In fact, it is necessary to speak, read and write, in order to awaken, to come into being, that which brings us closer to truth.

This morning, I read a line in a poem that seems to speak of this:

“There is something that waits inside us,
a nearness that fissures, that fishes.”
–Jane Hirschfield, “Of Yield and Abandon”

Much of the reward in speaking, reading and writing comes from breaking open a world never seen before in a new light. And in telling stories like this poem here.

Your prompt is to hold these thoughts and write.

We Wordle 24


Here’s another round of wickedly wily words for your pleasure … or frustration, in which case peruse the words and only use those that make your ink flow. These words are plucked from last week’s poetic prompt #218 “Time Travel”.

And Mr Linky has joined us, so rather than posting your link in the Comments field, please use Mr Linky to direct us to your poem. You may, of course, leave a comment and say hello if you wish!

The words and contributors are shown below:

Happy Notes: life doubt swings
Misky: legs stood crashing
Debi: fight mushroom fiery
Viv: sturdy stern strokes
Ron: nose found ear
Nicole: low asylum dust
Barbara: luxury alley chills
Irene: fishnet glassy rang
Roslyn: frayed wings clasped
Sabra: water roots froze
Jules: soap salt bread
Miss Stacy: turn white soap
Hannah: crisp air gone
C.C.  proud great claim
PuffOfSmoke: miles face mirror
Anya: fence drapes paper



Have fun, enjoy, and happy writing!

~ Misky


Prompt 218 – Time Travel

Hello Poets,

This week we will use our memory to time travel…all the way back to childhood.  Writing about a memory captures it, much like a photograph does; but words also capture emotion, mood, and more.  So, in a poem, embrace and share a snippet of the child you were.

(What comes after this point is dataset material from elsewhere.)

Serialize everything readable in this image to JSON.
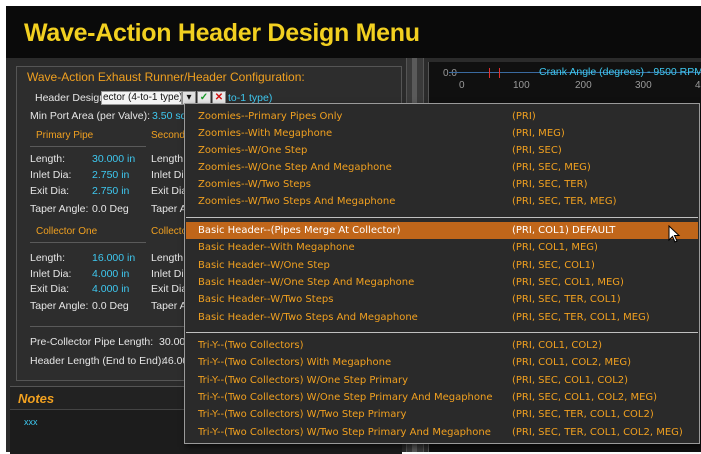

This is Sabra, prompting for the first time. May your poeming be for joy and/or meaning. If you are new to Red Wolf Poems, welcome! If you are a regular, thank you! We look forward to reading your creative creations.

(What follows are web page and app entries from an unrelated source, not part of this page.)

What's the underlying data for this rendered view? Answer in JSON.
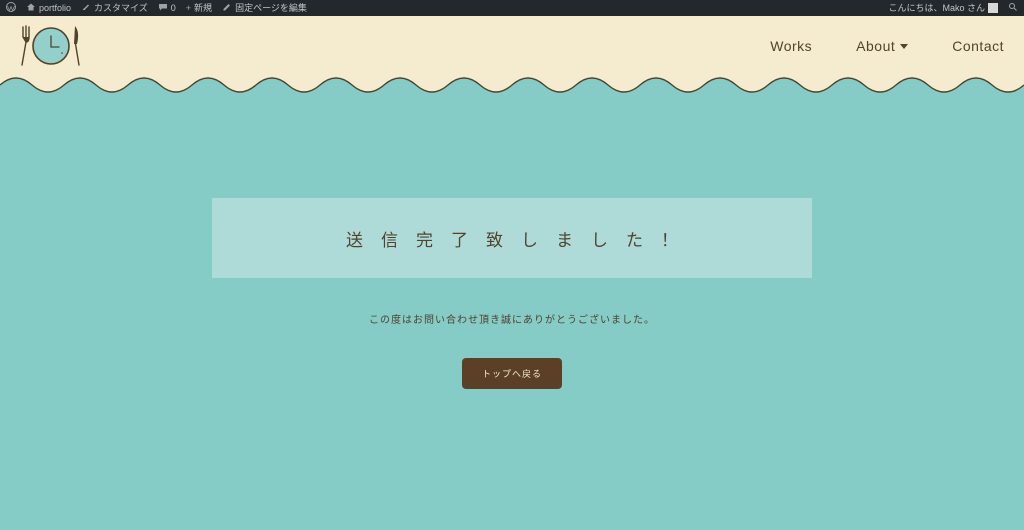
{
  "adminbar": {
    "wp_icon": "wordpress-icon",
    "site_name": "portfolio",
    "customize": "カスタマイズ",
    "comments_count": "0",
    "new": "新規",
    "edit_page": "固定ページを編集",
    "greeting": "こんにちは、Mako さん"
  },
  "nav": {
    "works": "Works",
    "about": "About",
    "contact": "Contact"
  },
  "main": {
    "heading": "送信完了致しました！",
    "thanks": "この度はお問い合わせ頂き誠にありがとうございました。",
    "back_btn": "トップへ戻る"
  },
  "colors": {
    "cream": "#f5ebce",
    "teal": "#85cbc6",
    "teal_light": "#aedbd7",
    "brown": "#5b3f26",
    "text_brown": "#51432c"
  }
}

Build Community:
1.  Post your poem on your blog and include a link to Red Wolf Poems.
2.  Come back to Red Wolf and post a link to your blog under Leave a Reply.
3.  Visit the blogs of poets who time traveled with us.  Let them know you visited.